Do you have role models in your field and does that help?

My colleagues are my role models. When there is a problem I have to solve, knowing that I can talk to my more experienced female colleagues makes me feel safe. I don’t feel worried or that they will question my abilities. They are open to new ideas and discussion and it’s great to know all these women have your back. My boss is also incredible, the way she leads our team and how she always has our backs, we know that we can always go to her. Whether it’s good news or bad news, or something she can improve on, her door is always open. If I would ever take on a leadership role, it would be amazing if I could do it like she does.
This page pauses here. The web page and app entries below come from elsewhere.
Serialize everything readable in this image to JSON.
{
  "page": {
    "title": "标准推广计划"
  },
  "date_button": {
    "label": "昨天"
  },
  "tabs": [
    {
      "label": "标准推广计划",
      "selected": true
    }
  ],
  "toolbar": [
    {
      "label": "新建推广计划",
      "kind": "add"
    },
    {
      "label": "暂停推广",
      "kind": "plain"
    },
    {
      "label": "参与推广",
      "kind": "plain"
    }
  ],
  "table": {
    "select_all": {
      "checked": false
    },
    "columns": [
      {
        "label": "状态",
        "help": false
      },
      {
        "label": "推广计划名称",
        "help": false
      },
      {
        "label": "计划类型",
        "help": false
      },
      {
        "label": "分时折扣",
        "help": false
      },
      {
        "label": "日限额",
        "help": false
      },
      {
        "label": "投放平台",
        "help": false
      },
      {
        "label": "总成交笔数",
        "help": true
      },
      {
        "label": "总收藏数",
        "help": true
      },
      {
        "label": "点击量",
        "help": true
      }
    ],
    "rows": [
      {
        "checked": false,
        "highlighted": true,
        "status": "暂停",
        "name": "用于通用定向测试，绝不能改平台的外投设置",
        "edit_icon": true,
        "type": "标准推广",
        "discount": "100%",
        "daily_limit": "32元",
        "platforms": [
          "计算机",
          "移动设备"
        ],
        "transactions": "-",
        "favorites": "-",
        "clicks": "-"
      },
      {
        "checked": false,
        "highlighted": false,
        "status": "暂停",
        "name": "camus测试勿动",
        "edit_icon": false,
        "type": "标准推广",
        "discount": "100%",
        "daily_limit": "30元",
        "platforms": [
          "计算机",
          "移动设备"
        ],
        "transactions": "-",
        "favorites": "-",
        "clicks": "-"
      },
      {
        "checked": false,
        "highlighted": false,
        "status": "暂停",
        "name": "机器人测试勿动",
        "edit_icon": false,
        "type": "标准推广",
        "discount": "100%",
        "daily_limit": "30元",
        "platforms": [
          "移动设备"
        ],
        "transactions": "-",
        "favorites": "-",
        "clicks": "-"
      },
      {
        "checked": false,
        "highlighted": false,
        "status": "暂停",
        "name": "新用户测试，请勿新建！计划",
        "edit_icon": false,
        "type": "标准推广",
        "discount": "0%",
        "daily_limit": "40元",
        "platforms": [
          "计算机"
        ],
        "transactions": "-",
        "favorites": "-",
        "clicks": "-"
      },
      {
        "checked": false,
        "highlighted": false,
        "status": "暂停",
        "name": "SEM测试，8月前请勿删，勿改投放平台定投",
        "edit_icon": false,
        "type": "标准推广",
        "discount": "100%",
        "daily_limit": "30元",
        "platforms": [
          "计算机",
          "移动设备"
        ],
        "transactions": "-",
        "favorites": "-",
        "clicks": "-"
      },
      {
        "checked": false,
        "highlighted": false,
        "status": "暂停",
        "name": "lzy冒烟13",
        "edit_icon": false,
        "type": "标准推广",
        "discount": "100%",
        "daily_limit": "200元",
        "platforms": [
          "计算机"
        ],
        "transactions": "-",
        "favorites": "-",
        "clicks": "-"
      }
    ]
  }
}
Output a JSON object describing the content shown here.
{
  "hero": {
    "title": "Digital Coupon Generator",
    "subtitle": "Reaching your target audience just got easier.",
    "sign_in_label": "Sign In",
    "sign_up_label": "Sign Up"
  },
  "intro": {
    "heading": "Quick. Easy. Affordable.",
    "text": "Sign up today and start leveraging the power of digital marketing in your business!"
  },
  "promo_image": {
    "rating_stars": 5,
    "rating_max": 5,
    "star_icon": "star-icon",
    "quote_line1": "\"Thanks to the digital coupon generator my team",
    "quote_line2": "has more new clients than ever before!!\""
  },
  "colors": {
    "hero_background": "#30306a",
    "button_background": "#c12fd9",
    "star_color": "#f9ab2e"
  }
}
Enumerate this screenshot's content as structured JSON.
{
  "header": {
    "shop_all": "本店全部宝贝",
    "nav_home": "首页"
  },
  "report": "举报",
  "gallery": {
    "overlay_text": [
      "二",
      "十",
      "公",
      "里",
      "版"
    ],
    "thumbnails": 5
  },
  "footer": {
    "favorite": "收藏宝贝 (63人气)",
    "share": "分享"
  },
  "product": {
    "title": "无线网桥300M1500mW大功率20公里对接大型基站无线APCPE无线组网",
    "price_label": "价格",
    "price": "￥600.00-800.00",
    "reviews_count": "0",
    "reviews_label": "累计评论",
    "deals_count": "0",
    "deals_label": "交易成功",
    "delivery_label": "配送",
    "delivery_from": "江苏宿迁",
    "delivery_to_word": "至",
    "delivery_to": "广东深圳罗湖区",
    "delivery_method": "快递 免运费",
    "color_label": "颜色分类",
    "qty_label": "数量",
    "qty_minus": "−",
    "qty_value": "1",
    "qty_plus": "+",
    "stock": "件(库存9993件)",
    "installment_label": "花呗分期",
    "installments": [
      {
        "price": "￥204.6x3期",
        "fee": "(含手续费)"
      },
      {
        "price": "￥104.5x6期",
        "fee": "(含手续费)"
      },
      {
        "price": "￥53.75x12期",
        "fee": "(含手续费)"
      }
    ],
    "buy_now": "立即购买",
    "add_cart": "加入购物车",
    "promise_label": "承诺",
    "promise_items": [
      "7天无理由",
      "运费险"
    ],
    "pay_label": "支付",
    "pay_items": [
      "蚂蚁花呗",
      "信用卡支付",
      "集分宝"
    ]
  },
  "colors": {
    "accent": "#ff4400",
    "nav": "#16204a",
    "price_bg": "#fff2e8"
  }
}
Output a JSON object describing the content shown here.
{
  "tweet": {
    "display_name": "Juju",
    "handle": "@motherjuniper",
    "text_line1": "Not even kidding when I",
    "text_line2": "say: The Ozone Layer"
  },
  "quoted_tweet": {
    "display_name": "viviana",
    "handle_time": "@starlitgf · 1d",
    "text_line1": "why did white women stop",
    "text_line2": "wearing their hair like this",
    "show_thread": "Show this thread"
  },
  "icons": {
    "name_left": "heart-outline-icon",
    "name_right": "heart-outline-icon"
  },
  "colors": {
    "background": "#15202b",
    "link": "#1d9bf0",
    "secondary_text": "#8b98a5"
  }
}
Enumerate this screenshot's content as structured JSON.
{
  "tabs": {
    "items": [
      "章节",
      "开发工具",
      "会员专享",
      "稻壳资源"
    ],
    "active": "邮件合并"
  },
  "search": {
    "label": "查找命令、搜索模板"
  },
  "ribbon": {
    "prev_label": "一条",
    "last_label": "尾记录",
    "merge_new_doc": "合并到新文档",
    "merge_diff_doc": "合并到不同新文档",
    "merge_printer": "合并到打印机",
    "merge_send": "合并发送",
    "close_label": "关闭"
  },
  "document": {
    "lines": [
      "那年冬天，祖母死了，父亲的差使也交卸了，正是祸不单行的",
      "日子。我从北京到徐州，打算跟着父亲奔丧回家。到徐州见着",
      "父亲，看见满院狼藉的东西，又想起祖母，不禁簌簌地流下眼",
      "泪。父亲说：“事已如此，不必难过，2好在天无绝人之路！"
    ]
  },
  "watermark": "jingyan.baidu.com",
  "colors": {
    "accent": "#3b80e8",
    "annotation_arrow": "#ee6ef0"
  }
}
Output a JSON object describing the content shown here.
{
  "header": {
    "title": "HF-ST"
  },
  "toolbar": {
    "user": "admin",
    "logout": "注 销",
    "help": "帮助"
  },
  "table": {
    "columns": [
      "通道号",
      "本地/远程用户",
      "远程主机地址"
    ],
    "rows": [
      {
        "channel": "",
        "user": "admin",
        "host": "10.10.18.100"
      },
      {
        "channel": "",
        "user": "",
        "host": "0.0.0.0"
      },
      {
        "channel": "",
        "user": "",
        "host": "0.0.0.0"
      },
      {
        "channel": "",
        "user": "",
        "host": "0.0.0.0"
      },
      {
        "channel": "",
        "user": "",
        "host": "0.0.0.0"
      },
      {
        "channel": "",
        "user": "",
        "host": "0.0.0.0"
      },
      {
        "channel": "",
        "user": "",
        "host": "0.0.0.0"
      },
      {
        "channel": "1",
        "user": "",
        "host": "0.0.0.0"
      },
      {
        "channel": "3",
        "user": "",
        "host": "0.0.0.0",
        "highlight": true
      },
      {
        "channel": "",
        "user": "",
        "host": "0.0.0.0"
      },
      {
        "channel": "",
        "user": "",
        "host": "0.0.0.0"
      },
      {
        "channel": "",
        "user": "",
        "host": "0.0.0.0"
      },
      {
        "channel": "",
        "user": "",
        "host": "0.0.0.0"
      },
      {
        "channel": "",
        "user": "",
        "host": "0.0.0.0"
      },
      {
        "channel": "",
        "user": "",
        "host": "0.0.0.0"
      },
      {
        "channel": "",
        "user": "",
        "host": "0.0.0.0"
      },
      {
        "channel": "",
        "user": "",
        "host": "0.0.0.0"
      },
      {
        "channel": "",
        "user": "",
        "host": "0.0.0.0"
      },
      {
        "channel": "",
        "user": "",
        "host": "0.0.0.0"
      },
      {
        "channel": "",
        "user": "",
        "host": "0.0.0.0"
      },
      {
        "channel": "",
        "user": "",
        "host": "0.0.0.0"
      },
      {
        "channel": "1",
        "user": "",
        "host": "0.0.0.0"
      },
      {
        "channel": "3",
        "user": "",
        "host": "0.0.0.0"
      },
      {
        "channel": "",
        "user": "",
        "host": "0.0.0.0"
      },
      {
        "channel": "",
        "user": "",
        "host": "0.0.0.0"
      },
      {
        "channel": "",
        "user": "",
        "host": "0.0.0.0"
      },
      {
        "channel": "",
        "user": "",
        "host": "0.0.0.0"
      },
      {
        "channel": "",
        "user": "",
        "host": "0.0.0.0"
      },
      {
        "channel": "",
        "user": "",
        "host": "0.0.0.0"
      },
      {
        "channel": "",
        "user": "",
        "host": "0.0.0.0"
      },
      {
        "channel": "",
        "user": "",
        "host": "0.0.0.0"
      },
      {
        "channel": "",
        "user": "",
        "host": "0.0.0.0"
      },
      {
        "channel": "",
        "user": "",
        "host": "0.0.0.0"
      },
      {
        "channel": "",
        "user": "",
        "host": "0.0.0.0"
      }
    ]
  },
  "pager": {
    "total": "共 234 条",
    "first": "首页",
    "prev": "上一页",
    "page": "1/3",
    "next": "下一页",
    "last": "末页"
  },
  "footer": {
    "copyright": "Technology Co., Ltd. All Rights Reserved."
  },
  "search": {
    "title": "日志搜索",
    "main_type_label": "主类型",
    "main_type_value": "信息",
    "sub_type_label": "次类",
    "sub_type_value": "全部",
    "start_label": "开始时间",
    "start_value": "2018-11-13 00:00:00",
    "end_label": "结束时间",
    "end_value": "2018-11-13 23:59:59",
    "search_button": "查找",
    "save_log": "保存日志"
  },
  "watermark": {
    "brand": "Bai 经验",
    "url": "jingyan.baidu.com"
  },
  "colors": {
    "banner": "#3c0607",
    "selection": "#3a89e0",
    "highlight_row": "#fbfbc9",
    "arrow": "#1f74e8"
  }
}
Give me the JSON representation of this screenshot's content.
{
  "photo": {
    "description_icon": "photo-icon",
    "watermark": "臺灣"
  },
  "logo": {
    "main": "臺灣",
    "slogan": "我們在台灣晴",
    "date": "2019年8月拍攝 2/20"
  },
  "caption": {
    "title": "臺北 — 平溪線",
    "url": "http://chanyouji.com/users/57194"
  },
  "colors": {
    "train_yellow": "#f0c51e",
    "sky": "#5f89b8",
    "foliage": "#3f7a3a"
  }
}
She really inspires me. Unfortunately she is leaving our team soon, but of course I wish her all the best in her new role.

How do you experience university life as a non-researcher?

I think the supportive staff is a big family. Most of us experience the same divide: researchers need us to do their job but we, especially communication, are often an afterthought, because people often don’t know exactly what we do. On the other hand, we have this pool of expertise that is very specific, so when researchers do come to us, they have to trust us and our expertise which can be scary for them. But it can lead to really great things if they can open themselves up to receiving our input and knowledge. I’ve noticed during the popular scientific writing workshop I give, a lot of researchers say they’ve learned something they didn’t know before. The expertise we have is so different from research; part of our expertise is based on experience. There are theories about science communication and strategies, based on a mixture of research and experience. However, nothing is ever set in stone and especially the media is quite a volatile and fickle field to navigate. The world changes so much and communication has to change with it.

How do you see the role of communication in EDI topics?

Communication is what you see from the outside world, it is what ultimately spreads the message, whether that is planned and structured communication that comes from press releases, or for example informal posts from within the EDI community itself. There are conversations happening and research ongoing in academia around EDI, but that is not always seen unless you communicate about it. It can be scary, because though it shouldn’t be, diversity and inclusion are polarising subjects. Everyone has an opinion. So you have to make choices: do you want to tread carefully? Or go in guns ablaze and make a point? Both come with consequences. It is important that there are experts who know how to navigate those choices and consequences in a respectful way. Utrecht University seems to be one of the more woke universities, we are quite the activists to the outside world. Sometimes that comes with backlash and that can be scary, but I think that backlash is incredibly important to be able to hear every voice. We can and need to learn from those voices.

What do you see for yourself in your future career?

I really like what I am doing at the moment so I want to keep doing this for a while, I definitely have more to learn still. I like stability and to not constantly be hunting for jobs. I’ve always wanted to write a book. I always liked the idea of writing something. It may be in the realm of science communication but also maybe fiction. I have no experience with writing books, but you have to start somewhere.

What advice would you give to young women who are interested in science communication?

Just do it. It’s great. Especially at Utrecht University, we have a close-knit community of people who are ready to help each other and stand up for each other. We all have each other’s backs. It can be a really nice community to step into, and it is really good for your personal development because you always keep learning. Just do it and feel welcome!